| EXERCISE INSTRUCTIONS |
Pick every line from the data below that contains the string "Hospital" and copy it.
┄┄┄┄┄┄┄┄┄┄┄┄┄┄┄┄┄┄┄┄
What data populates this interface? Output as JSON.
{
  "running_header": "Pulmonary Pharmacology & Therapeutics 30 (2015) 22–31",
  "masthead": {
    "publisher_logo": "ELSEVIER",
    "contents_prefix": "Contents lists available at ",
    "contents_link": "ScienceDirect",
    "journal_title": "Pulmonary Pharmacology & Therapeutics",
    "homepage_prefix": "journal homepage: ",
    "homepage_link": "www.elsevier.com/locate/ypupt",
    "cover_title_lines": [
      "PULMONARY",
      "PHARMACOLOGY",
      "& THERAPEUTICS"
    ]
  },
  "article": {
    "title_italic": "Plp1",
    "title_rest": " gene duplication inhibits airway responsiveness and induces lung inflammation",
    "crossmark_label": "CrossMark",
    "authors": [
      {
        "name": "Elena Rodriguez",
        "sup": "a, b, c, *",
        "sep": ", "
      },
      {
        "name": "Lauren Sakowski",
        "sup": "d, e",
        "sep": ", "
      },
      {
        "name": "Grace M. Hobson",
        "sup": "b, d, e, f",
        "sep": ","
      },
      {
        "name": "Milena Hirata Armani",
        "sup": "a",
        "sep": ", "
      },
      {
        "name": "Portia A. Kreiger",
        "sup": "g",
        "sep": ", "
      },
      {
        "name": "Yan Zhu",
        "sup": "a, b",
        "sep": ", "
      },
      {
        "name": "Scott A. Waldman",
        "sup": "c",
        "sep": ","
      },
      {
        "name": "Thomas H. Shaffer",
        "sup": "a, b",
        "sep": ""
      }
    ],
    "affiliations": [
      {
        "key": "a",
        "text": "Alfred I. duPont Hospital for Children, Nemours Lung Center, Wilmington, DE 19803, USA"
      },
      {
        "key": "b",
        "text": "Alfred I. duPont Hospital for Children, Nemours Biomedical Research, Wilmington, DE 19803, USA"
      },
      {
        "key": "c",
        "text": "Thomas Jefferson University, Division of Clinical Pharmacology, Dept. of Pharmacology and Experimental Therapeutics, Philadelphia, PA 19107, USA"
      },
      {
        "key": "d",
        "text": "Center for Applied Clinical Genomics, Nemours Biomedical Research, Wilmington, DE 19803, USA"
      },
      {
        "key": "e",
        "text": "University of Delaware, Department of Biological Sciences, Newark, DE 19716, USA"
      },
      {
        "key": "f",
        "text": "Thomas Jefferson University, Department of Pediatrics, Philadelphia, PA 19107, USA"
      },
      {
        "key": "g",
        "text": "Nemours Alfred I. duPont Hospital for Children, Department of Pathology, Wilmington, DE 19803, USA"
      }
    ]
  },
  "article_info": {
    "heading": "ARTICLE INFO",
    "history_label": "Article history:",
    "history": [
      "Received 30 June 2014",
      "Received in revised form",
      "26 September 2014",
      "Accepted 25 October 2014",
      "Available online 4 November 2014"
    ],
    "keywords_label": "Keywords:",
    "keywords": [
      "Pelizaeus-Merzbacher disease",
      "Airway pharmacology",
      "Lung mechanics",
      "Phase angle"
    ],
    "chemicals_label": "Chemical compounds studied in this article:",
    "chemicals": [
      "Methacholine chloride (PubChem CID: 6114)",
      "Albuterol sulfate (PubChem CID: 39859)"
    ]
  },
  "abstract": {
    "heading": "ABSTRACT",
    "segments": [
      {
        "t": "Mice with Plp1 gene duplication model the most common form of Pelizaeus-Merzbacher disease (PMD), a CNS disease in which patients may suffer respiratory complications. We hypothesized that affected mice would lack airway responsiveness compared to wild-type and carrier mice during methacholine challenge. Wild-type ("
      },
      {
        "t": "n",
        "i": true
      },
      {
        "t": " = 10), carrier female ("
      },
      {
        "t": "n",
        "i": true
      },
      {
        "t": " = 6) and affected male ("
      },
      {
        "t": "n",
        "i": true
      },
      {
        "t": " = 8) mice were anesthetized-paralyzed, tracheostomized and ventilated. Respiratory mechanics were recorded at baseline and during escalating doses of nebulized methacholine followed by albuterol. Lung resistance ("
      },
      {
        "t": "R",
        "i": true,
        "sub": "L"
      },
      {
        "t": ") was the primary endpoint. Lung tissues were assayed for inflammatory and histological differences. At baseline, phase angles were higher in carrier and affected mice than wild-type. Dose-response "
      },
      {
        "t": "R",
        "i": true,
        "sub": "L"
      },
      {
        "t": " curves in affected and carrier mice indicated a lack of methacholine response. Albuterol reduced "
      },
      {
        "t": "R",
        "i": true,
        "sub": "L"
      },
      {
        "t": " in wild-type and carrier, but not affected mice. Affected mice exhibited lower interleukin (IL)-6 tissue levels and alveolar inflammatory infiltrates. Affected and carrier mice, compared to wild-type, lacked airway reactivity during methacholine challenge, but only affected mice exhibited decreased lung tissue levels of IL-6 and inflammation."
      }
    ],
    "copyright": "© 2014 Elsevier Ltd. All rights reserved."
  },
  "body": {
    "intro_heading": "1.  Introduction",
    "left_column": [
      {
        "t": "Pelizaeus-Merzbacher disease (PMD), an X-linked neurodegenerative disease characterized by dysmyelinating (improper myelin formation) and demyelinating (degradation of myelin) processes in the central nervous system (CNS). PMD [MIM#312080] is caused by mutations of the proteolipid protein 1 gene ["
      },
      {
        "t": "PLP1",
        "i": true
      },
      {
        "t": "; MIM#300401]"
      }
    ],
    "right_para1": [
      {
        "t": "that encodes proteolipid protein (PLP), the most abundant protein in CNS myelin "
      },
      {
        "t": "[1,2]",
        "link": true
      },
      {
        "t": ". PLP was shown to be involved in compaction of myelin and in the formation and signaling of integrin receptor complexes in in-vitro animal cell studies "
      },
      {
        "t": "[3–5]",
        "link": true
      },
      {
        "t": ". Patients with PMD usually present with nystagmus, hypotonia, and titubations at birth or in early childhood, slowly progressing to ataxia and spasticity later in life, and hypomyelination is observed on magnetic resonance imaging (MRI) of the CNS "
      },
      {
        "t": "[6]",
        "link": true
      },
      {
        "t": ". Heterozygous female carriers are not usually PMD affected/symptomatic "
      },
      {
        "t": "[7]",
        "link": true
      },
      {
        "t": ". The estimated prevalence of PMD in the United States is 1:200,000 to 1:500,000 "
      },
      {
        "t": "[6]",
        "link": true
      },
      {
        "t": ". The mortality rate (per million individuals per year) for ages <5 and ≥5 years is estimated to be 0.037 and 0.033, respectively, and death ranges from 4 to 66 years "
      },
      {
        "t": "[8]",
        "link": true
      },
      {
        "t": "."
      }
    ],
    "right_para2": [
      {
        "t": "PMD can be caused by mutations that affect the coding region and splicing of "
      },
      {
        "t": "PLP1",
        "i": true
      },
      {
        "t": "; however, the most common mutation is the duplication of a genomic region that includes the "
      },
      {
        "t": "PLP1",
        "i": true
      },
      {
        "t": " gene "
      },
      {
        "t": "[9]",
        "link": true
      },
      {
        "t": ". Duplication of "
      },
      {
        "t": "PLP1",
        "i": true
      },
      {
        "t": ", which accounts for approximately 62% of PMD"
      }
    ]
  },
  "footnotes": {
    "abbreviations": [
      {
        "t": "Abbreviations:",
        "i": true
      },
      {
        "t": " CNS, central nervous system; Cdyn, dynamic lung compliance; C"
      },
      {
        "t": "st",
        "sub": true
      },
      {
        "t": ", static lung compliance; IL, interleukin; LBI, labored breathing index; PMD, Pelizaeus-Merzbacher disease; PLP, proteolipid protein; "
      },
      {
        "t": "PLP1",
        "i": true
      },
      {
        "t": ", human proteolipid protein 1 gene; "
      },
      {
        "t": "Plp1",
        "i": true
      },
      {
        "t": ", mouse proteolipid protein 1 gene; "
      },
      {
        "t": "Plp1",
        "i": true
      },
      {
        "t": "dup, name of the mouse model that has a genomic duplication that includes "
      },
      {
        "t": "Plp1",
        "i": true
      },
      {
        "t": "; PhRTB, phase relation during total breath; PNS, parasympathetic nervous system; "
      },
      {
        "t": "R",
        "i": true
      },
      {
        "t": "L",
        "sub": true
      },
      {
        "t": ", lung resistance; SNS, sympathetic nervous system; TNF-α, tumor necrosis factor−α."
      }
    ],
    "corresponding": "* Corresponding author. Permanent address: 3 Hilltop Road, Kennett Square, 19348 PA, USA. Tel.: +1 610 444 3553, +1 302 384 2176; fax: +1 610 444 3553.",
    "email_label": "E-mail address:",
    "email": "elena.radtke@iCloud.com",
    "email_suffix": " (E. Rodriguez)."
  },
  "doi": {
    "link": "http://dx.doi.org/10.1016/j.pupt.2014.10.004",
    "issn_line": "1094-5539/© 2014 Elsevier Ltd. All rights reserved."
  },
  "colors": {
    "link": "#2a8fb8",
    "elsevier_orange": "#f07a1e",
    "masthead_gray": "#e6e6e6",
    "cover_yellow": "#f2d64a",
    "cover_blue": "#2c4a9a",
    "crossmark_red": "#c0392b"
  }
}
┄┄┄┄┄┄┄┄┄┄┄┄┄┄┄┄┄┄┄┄
| SOLUTION BELOW |
        "text": "Alfred I. duPont Hospital for Children, Nemours Lung Center, Wilmington, DE 19803, USA"
        "text": "Alfred I. duPont Hospital for Children, Nemours Biomedical Research, Wilmington, DE 19803, USA"
        "text": "Nemours Alfred I. duPont Hospital for Children, Department of Pathology, Wilmington, DE 19803, USA"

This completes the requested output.